Now that I'm happy with my prototype system, let me lay out an incremental approach for building a aquaponics system based on Rubbermaid stock tanks. All you'll need is a drill with a 1 inch bit, a shovel, a level, and a saw. No solvents, no grinders, no silicon, no sanding. All the stuff you'll need should be available locally, though you might need to pay S&H for certain items if you're not in a metropolitan area.
1 - Basic system (3 ft. x 8 ft., $350)

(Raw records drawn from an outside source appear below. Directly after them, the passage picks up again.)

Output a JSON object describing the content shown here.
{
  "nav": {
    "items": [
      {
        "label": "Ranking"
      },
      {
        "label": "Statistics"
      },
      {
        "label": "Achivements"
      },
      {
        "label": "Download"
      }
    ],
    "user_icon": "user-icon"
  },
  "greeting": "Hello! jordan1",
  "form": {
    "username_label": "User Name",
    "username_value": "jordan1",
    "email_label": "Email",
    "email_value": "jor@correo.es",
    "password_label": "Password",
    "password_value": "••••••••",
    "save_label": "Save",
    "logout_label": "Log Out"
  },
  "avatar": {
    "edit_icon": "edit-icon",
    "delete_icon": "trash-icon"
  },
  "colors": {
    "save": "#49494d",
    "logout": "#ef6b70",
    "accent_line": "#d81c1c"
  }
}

Your basic system will be a single 50 gallon grow bed and a 100 gallon fish tank. Because you're not yet sure you really want to do this, go ahead and use 3/4" river stone for your growing medium. Pick up a handful of feeder goldfish or better yet bluegill, if they're available. If you're thinking of evolving this into a bigger system, you'll want to position things so you won't have to move as you expand. If you and those you love know this will be it, you can stack the grow bed on top of the fish tank for the classic 3x5 footprint.
You might as well prepare for success by buying all the little odds and ends needed to test your water, 'cycle' your smallish system, and adjust water quality.
2 - Add a grow bed (+$300)
Things have been going great, and your nitrate levels are starting to get pretty intense. At this point you'll want to add another 50 gallon growbed (with supporting blocks and planks). Now is also the time to upgrade to the big pump. A 1000 gph pump doesn't cost much more than the little thing you bought for your initial system. This is also the time to switch from that flimsy black tubing to serious no-kink lead-free garden hose.
3 - Add a 150 gallon CHOP fish tank, kiddie covers, and a shelter (+$300)
You know you hate how the fish tank water level fluctuates, not to mention the way the water level dips due to evaporation when you forget to check for days (weeks) at a time. Besides, there's the time you found the cute little person wading in the fish pond, trying to catch the fish with their hands... Now's also a good time to lay out the foundation and 'hoops' for your greenhouse and at least enough plastic sheeting to keep the rain off you and keep all those tree seeds out of your grow beds.
4 - Add grow beds 3 & 4 (+$300)
The nitrate is getting intense again - must be the way those fish are exploding now that they have a safe, constant water space to swim around in. It's also a good time to finish off the rest of the greenhouse, now that you've found chunks of plants missing (was it a hungry squirrel, raccoon, or neighbor...?).
5 - Let your imagination take you
You might want to add a floating raft bed for fast-growing vegetables, or add grow towers for strawberries and herbs. These details will be dictated by your interest and space constraints.
Based on today's prices at chain stores, total cost for the 40 sqft growbed system, including greenhouse, fish, and media, should come in at under $1250, assuming one goes for the inexpensive options (e.g., growing own plants from seeds versus getting semi-mature plants from nurseries, locally sourced river stones versus S&H and cost for expanded shale or hydroton).
Compare how much it will cost to do this versus other systems, making sure you compare apples to apples (most kit prices don't include media, fish, or things like pumps and cinder blocks, etc.). You might be able to create a cheaper DIY system from intermediate bulk containers (IBCs) or 55-gallon drums, but you'll likely spend more time and effort.
Here's a reasonable budget for each part of the total system:
- Rubbermaid stock tanks - $480
- Cinderblocks & planks - $60
- Kiddie covers - $30
- Pump, hose, & fittings - $140
- 4 Bell siphons - $40
- CHOP plumbing - $15
- Air Pumps, tubing, & air stones - $60
- Media - $50 to $500 (depending on type and if available locally).
- Fish - $40 (50 bluegill for ~$0.60 each [3-5" size])
- Seeds - $10
- Extras (Seasol/Maxicrop, ammonia, water test kit, pH up and/or down) - $100
- 8 ft. x 12 ft. Greenhouse - $200